A critical problem globally is that the markets have been running ahead with expectations of rate cuts. While we think this is so much of a problem in India, the communication strategy of the RBI needs to stay strong to prevent the market from mispricing the timing of the rate cuts by the RBI.
We expect the first rate cut by the Fed to June 2024. Consequently, we expect the RBI to follow the Fed to June 2024. Consequently, we expect the RBI to follow the Fed and not precede it in the rate cutting cycle and start easing the rates starting the timing of the rate cuts by the RBI.
We expect the first rate cut by the Fed to June 2024. Consequently, we expect the RBI to follow the Fed and not precede it in the rate cutting cycle and start easing policy rates starting August 2024.
We expect the rate cutting cycle to be shallow at 50(our base case)-75bps

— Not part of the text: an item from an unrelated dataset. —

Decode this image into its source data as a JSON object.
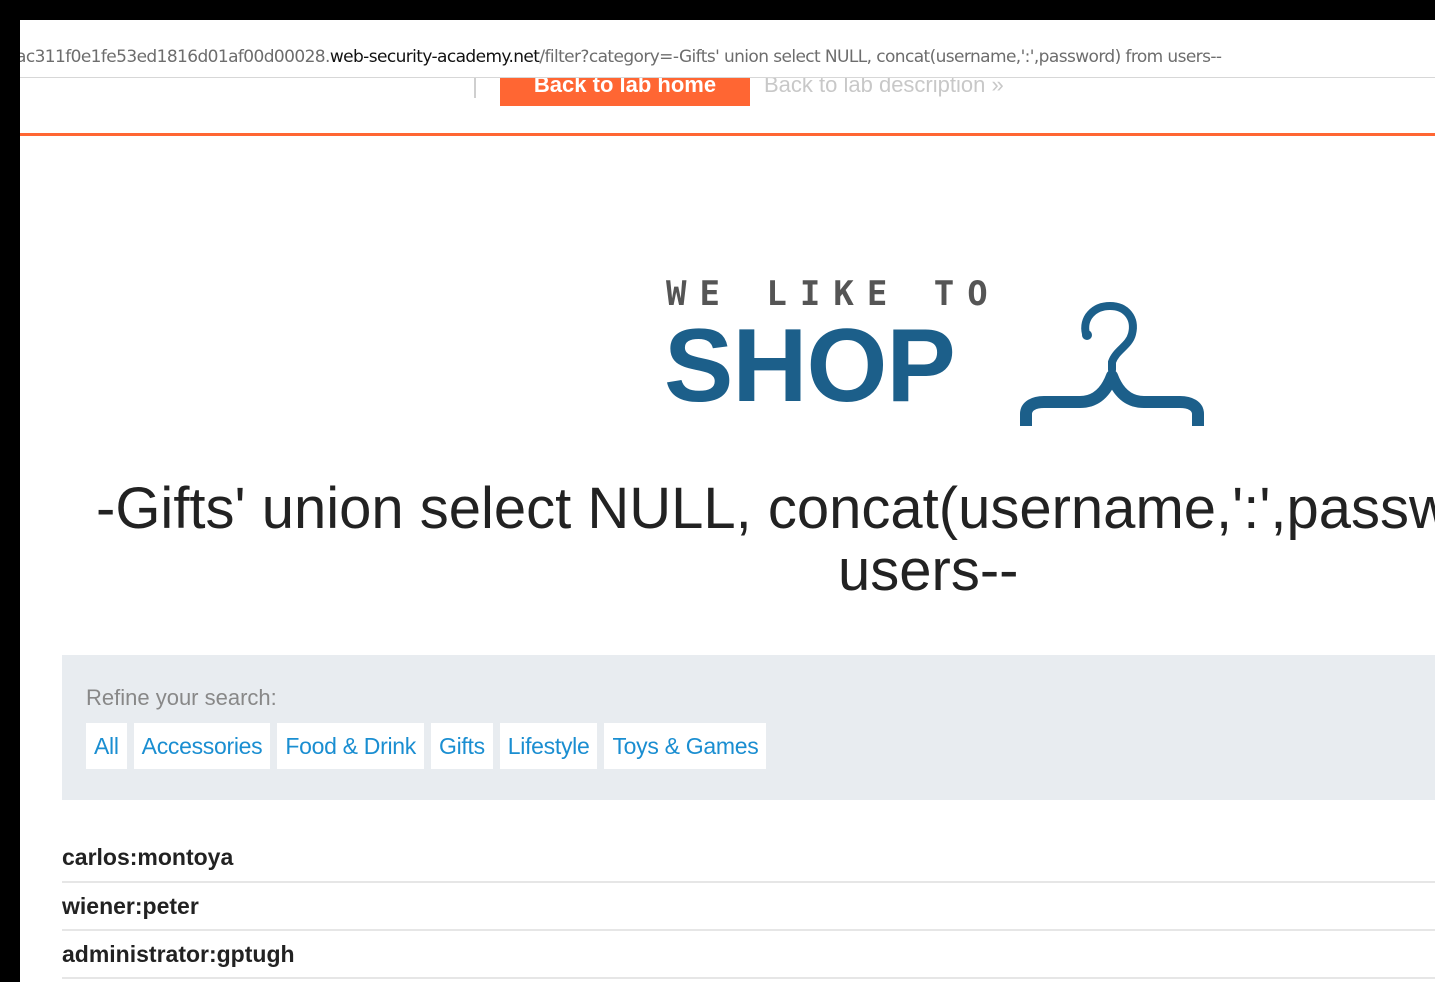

While it is understood that there can be many exogenous factors that determine the liquidity that there can be many exogenous (including FX flows), the RBI needs to be guiding the market towards neutrality liquidity zone of +/- INR 50000 crore. This is likely to anchor the overnight rate to the repo rate 6.5 percent. Currently, the overnight rate is higher and more hugging the MSF rates thereby creating the perception of back-door rate tightening.